THE HANGMAN’s DAUGHTER by Oliver Pötzsch is a medieval murder mystery set in Germany. It is post-plague 1659, a few years after the end of the Thirty Years War, and children are being murdered in the small village of Schongau.
It’s the first in a series by the author, all dark, medieval mysteries with deep plots, authentic atmosphere, and touches of superstition.
The local hangman—responsible for carrying out civil punishments like executions and torture as well as trash pickup—is Jacob Kuisl. He’s a self-educated man shunned by the town’s respectable folk, all except the young doctor in town who is smart enough to realize that Kuisl knows more about the human body than the so-called educators at the university who are prevented by religion and superstition from knowing the true healing arts. The doctor is also in love with Kuisl’s daughter, who despite the title of the book is a secondary character.
This isn’t my usual reading fare but I was given the book by a friend and intrigued enough to finish reading to the end. To the author’s credit, the descriptions of medieval Germany were excellent; you are really dropped into the setting and it is wholly believable. The townspeople think that the children are dying as the result of witchcraft and that the devil is walking about. The bad guys are stinking bad, an innocent woman accused of witchcraft is caught in the middle, Kuisl is determined to avoid having to kill her as part of his job, and a couple of secondary characters are sufficiently painted gray to get you wondering if they aren’t somehow involved.
And then we have the end. There is a great climax which pits Kuisl against the worst bad guy. Then there’s a mopping up of small details that serve as a warning for authors not to get too caught up in the arcane. Supposedly a tapestry was a clue but it showed someone pooping gold? The bad guy’s mentor was a virtually invisible character? My apologies to the author if I didn’t understand all the nuances along the way but I might have gotten bogged down in the constant reminders that Kuisl is the hangman, that he’s shunned by other villagers, that the townspeople are simple and superstitious, and that everyone is afraid of the devil. Every once in a while I was reminded of the scene in Young Frankenstein where the villagers come to the castle . . . Did you make a yummy noise?

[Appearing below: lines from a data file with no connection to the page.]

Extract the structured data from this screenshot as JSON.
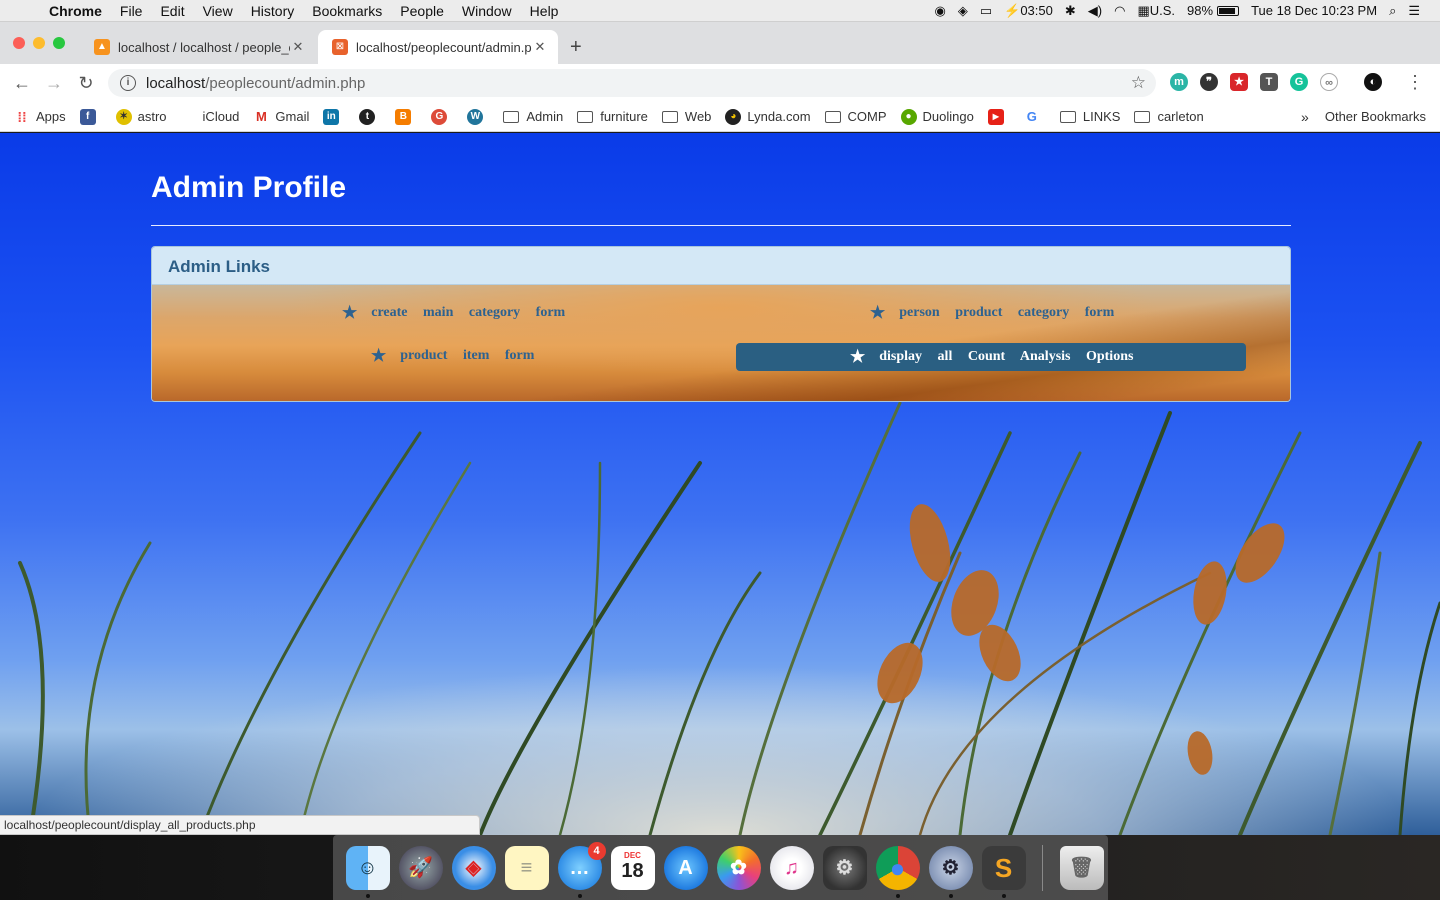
{
  "menubar": {
    "app_name": "Chrome",
    "items": [
      "File",
      "Edit",
      "View",
      "History",
      "Bookmarks",
      "People",
      "Window",
      "Help"
    ],
    "status": {
      "battery_time": "03:50",
      "input_source": "U.S.",
      "battery_percent": "98%",
      "battery_level": 0.98,
      "datetime": "Tue 18 Dec  10:23 PM"
    }
  },
  "tabs": [
    {
      "title": "localhost / localhost / people_c",
      "active": false
    },
    {
      "title": "localhost/peoplecount/admin.p",
      "active": true
    }
  ],
  "toolbar": {
    "url_host": "localhost",
    "url_path": "/peoplecount/admin.php"
  },
  "bookmarks": {
    "items": [
      {
        "label": "Apps",
        "icon": "apps-grid-icon"
      },
      {
        "label": "",
        "icon": "facebook-icon"
      },
      {
        "label": "astro",
        "icon": "astro-icon"
      },
      {
        "label": "iCloud",
        "icon": "apple-icon"
      },
      {
        "label": "Gmail",
        "icon": "gmail-icon"
      },
      {
        "label": "",
        "icon": "linkedin-icon"
      },
      {
        "label": "",
        "icon": "tumblr-icon"
      },
      {
        "label": "",
        "icon": "blogger-icon"
      },
      {
        "label": "",
        "icon": "google-plus-icon"
      },
      {
        "label": "",
        "icon": "wordpress-icon"
      },
      {
        "label": "Admin",
        "icon": "folder-icon"
      },
      {
        "label": "furniture",
        "icon": "folder-icon"
      },
      {
        "label": "Web",
        "icon": "folder-icon"
      },
      {
        "label": "Lynda.com",
        "icon": "lynda-icon"
      },
      {
        "label": "COMP",
        "icon": "folder-icon"
      },
      {
        "label": "Duolingo",
        "icon": "duolingo-icon"
      },
      {
        "label": "",
        "icon": "youtube-icon"
      },
      {
        "label": "",
        "icon": "google-icon"
      },
      {
        "label": "LINKS",
        "icon": "folder-icon"
      },
      {
        "label": "carleton",
        "icon": "folder-icon"
      }
    ],
    "overflow": "»",
    "other": "Other Bookmarks"
  },
  "page": {
    "title": "Admin Profile",
    "panel_heading": "Admin Links",
    "links": [
      {
        "label": "create main category form"
      },
      {
        "label": "person product category form"
      },
      {
        "label": "product item form"
      },
      {
        "label": "display all Count Analysis Options"
      }
    ]
  },
  "status_bar": "localhost/peoplecount/display_all_products.php",
  "dock": {
    "apps": [
      "Finder",
      "Launchpad",
      "Safari",
      "Notes",
      "Messages",
      "Calendar",
      "App Store",
      "Photos",
      "iTunes",
      "System Preferences",
      "Chrome",
      "Utilities",
      "Sublime Text",
      "Trash"
    ],
    "messages_badge": "4",
    "calendar_month": "DEC",
    "calendar_day": "18"
  },
  "colors": {
    "panel_heading_bg": "#d4e8f6",
    "panel_heading_text": "#2c5e86",
    "link_text": "#2d6290",
    "active_link_bg": "#2a5f82",
    "page_bg_top": "#0a3be8"
  }
}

For all that, it is a unique book and gives a great sense of life in medieval Germany. It is based on the author’s own family history, which gives it an added element of interest.